Among the inscriptions in the collection of the Capitoline Museums is a fragmentary Latin inscription originally displayed on the arch of the emperor Claudius over the via Flaminia. This records the emperor’s conquest of Britain with the subjection of eleven [not on this fragment] kings of Britain (Reges Brit[annorum]). The number is based on a fragment found in 1562.

The main fragment was recovered in 1641. The original inscription would have been approximately 6 m wide. The arch is dated by the titles in this inscription to AD 51 or early 52.

A suggested translation by Barrett reads:

The Senate and People of Rome [dedicated this] to Tiberius Claudius Caesar Augustus Germanicus, son of Drusus, Pontifex Maximus, during his eleventh tenure of Tribunicia Potestas, Consul five times, hailed as Imperator twenty-two times, Censor, Pater Patriae, because he received into surrender eleven kings of the Britons, conquered without loss and he first brought the barbarian peoples across the Ocean under the authority of the Roman people.

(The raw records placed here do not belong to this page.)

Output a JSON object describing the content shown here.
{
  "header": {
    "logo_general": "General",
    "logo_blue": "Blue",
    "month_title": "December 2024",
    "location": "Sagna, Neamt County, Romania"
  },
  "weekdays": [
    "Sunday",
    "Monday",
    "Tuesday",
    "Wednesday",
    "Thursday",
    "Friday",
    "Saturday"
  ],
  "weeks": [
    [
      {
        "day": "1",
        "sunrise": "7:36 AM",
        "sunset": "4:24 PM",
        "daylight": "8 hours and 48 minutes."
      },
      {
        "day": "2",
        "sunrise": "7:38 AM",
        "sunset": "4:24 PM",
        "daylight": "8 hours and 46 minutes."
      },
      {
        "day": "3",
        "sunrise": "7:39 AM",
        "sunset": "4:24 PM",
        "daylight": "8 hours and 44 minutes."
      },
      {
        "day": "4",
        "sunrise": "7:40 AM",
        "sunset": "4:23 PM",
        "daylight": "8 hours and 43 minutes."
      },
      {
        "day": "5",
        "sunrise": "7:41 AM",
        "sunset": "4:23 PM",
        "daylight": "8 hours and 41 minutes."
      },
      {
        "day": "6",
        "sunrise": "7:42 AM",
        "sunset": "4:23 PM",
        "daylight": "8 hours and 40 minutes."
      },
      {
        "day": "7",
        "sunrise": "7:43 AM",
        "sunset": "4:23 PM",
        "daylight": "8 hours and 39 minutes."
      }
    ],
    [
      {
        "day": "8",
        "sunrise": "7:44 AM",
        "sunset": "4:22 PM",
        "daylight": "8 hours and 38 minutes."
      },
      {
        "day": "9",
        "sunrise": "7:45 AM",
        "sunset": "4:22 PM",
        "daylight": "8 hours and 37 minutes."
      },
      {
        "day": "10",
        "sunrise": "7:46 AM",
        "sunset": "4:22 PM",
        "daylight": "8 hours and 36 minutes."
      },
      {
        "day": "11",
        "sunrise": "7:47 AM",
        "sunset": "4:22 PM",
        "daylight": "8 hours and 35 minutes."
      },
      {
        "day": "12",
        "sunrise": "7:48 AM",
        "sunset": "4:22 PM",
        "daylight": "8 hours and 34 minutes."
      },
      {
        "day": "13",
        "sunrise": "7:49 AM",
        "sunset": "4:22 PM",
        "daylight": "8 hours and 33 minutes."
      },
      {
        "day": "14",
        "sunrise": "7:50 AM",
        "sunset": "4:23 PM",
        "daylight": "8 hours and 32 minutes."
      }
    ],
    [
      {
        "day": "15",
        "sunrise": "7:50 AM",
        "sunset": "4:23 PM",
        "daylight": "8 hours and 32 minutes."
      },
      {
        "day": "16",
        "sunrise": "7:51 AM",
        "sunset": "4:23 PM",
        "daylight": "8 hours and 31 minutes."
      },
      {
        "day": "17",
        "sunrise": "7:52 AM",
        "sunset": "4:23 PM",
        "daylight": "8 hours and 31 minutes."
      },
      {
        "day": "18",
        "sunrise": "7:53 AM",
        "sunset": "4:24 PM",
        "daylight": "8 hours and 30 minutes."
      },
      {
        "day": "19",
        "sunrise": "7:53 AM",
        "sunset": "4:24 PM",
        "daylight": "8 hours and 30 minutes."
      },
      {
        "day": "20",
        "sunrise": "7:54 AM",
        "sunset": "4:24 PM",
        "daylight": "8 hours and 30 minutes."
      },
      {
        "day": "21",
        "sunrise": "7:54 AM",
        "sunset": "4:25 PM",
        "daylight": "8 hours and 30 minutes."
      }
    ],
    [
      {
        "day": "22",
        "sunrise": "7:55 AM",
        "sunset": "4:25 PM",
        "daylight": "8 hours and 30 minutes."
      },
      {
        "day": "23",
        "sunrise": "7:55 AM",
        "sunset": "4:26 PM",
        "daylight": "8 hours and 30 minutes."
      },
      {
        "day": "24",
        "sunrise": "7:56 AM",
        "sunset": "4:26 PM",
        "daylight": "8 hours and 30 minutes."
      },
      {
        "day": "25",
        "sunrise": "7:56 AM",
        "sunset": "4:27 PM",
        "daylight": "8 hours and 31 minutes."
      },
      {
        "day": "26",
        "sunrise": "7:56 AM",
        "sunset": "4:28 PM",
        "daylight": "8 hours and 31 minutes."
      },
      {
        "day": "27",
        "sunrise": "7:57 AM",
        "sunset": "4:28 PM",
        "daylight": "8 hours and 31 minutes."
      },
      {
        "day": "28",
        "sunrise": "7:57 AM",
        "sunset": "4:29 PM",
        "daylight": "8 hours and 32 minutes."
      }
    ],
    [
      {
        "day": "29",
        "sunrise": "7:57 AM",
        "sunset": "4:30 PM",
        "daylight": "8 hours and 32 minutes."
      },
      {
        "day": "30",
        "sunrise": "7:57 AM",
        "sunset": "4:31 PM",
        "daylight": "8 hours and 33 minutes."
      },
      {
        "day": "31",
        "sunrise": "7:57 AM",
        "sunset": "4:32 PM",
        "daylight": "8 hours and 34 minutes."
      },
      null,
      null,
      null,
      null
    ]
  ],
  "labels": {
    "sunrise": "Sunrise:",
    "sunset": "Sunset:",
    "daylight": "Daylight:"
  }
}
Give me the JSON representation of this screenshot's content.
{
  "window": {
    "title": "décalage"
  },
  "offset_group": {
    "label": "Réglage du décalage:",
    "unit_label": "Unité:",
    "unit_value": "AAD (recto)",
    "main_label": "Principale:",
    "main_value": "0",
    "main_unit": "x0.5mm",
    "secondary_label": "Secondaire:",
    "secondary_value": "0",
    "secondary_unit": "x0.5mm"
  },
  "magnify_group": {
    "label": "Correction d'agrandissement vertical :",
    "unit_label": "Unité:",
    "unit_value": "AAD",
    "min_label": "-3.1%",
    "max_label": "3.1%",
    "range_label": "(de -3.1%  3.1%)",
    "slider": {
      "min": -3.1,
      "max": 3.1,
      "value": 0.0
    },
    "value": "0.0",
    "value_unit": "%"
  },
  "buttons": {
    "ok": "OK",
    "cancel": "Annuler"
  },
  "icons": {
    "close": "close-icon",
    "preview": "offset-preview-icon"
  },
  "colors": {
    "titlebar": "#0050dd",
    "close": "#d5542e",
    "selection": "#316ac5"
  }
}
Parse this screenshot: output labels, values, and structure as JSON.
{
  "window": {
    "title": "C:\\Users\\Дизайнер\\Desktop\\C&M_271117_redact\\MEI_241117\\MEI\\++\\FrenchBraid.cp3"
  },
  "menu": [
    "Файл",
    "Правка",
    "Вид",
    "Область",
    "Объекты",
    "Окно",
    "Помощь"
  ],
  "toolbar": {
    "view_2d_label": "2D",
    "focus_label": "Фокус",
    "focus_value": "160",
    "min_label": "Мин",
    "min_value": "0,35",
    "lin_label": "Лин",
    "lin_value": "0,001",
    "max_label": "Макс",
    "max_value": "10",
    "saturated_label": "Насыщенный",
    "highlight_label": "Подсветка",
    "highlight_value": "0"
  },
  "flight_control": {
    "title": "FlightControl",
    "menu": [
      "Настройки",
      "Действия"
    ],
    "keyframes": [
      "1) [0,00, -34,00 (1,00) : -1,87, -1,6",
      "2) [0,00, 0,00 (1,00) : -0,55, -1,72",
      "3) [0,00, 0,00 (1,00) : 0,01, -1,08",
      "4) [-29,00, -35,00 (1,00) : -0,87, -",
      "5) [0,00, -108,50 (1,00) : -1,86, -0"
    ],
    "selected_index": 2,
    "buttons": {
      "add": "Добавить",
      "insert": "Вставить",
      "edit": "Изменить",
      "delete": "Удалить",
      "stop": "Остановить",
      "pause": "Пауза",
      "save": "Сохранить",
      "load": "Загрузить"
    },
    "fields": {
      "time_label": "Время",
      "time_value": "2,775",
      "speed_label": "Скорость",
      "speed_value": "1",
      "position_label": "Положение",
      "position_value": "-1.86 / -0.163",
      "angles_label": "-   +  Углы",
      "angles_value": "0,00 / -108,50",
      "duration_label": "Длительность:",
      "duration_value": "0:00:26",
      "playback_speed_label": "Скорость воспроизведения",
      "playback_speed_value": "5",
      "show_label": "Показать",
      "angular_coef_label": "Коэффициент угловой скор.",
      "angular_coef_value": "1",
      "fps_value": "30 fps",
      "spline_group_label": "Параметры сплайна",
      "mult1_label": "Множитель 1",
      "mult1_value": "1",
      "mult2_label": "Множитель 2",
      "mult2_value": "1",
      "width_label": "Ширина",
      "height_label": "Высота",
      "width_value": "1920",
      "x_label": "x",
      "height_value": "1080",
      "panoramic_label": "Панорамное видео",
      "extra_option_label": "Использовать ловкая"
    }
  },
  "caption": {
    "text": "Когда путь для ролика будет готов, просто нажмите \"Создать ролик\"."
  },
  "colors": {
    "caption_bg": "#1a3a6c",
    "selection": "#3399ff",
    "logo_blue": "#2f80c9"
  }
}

  • Barrett, A. A. “Claudius’ British Victory Arch in Rome”. Britannia 22 (1991): 1–19 [JSTOR]